  • For use after laparoscopic rectopexy: we usually recommend a laxative to minimise straining after surgery as there is a small risk that doing so might damage the surgical repair before it has healed. When your bowels start to work, which may not be for four or five days after surgery, you may find that they are overactive. In such circumstances, you should reduce the Movicol/ Laxido to maintain soft, regular stools. Your surgeon will usually have given you guidance as to how long to continue with the laxatives.


If your stools are soft but you still have difficulty passing them, you may be prescribed a stimulant laxative such as Bisacodyl or Senna/Sennakot.

These laxatives stimulate the muscles that line your digestive tract, helping them to move stools and waste products along your large intestine to your anus. Unfortunately your bowels may get used to stimulant laxatives, so they lose their effect and eventually even high doses will become ineffective. Therefore these types of laxatives should only be used occasionally (not more then 2-3 doses weekly).


Prucalopride (Resolor) is a laxative that acts directly on the nervous system of the gastrointestinal tract.

This drug is expensive, and your doctor will only prescribe it if you have failed to achieve adequate relief from a course of at least two laxatives from different laxative classes, taken at the highest tolerated recommended dose for at least six months. In addition, you should have had tests to confirm slow transit constipation and exclude other important causes of constipation.

About 30% of patients respond well to his medication. If the effects are not apparent after four weeks, there is no benefit to continuing the medication. Many patients suffer side-effects of headache, diarrhoea, nausea and abdominal cramps in the first 7-10 days of treatment but these usually resolve within two weeks.

Lubiprostone is a so-called chloride channel activator. If treatment with lubiprostone is not effective after two weeks the benefit of continuing treatment should be reconsidered.


If you have only experienced constipation for a short time, your GP will normally advise you to stop taking the laxative once your stools are soft and easily passed.

If you have constipation due to a medicine or an underlying medical condition you may have to take laxatives for much longer, possibly many months or even years.

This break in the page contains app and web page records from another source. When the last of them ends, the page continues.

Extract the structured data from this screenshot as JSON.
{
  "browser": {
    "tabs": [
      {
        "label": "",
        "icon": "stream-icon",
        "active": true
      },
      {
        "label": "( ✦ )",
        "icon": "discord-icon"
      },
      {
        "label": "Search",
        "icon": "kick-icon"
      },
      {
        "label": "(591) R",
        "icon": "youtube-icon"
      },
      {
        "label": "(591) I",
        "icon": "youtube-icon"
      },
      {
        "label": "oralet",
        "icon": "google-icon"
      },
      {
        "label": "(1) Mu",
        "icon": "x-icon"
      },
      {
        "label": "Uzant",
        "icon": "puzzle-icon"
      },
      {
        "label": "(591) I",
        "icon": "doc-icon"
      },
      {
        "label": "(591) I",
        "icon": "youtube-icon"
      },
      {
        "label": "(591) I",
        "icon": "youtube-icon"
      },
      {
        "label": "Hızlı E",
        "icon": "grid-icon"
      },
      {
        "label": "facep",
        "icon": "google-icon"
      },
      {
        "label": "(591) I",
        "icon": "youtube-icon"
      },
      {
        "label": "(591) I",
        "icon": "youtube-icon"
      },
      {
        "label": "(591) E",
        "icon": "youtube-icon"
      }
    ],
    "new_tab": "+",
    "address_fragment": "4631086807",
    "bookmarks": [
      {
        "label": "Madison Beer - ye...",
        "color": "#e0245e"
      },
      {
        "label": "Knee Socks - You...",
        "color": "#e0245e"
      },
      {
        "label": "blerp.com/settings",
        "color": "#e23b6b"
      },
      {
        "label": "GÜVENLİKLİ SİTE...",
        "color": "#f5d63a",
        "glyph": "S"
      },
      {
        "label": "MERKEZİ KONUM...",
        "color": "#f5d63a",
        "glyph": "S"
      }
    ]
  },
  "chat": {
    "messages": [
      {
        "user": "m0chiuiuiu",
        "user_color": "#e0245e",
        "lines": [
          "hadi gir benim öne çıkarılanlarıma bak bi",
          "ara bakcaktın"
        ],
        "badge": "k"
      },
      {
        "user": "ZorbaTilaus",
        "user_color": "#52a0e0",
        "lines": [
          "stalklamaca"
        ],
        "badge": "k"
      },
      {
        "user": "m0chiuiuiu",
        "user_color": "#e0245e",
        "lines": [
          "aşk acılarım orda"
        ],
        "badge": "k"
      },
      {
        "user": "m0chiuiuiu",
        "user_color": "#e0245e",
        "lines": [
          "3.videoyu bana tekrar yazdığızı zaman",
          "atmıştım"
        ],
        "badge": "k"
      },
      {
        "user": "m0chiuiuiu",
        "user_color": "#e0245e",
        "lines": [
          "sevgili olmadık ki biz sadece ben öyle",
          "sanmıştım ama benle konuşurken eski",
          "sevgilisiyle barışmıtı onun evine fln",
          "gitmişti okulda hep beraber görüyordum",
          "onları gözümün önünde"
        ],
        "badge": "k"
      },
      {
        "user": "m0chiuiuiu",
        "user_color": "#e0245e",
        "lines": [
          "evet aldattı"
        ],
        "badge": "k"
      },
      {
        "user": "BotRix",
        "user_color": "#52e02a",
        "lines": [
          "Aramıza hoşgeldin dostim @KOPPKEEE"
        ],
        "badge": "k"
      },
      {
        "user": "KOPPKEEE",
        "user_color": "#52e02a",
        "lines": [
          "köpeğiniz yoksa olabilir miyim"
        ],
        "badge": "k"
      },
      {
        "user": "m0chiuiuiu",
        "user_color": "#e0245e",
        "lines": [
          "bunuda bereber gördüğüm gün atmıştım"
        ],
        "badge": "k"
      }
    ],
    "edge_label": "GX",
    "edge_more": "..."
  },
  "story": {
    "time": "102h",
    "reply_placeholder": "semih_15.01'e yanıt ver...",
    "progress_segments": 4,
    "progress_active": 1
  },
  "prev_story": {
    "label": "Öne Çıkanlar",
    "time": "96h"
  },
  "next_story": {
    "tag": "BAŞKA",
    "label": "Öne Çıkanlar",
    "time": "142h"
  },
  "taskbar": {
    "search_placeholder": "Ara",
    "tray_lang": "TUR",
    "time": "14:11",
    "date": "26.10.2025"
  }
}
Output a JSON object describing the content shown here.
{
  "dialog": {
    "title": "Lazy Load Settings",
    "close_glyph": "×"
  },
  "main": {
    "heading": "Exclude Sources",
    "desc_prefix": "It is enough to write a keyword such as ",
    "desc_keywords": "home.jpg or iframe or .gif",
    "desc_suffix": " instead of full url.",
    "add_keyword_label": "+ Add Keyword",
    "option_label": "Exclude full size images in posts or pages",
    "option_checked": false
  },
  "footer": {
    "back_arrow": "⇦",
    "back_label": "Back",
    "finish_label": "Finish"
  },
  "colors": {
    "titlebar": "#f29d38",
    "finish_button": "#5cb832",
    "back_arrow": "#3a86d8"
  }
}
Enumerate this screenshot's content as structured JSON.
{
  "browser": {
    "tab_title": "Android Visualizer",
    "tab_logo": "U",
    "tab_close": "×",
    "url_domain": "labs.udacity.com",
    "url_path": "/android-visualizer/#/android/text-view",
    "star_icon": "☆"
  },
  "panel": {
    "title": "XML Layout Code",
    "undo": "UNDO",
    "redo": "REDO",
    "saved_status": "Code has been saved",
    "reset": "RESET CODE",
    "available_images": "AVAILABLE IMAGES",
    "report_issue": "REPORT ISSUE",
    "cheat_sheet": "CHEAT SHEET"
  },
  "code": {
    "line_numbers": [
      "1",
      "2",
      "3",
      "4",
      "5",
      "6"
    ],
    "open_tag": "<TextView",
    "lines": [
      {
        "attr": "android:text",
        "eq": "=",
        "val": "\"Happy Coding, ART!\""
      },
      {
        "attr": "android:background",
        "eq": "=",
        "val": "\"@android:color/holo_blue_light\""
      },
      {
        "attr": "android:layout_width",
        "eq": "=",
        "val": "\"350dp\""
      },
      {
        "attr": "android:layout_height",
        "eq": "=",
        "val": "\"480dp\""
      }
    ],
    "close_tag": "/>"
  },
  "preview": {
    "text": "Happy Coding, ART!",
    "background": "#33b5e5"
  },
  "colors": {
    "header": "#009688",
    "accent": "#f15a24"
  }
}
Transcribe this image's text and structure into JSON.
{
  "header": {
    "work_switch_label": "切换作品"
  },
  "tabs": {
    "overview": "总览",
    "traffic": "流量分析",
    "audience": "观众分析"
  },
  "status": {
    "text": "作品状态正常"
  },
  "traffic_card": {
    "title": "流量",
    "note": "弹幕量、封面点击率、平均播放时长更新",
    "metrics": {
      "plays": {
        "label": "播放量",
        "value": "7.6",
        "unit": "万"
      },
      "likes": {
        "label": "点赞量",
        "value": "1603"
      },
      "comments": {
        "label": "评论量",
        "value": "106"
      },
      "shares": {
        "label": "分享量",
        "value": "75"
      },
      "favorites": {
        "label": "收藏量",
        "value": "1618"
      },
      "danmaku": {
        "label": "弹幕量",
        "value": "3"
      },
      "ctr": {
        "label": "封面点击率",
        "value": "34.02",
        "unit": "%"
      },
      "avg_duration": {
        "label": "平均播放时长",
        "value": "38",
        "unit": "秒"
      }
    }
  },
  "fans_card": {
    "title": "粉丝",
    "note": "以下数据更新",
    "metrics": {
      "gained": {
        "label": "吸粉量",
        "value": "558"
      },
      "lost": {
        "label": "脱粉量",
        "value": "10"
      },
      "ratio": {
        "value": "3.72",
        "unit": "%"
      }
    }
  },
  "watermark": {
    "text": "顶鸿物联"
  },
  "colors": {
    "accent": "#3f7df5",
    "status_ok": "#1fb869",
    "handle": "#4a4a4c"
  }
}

Please be advised that the information on this website is not a substitute for professional medical advice, diagnosis or treatment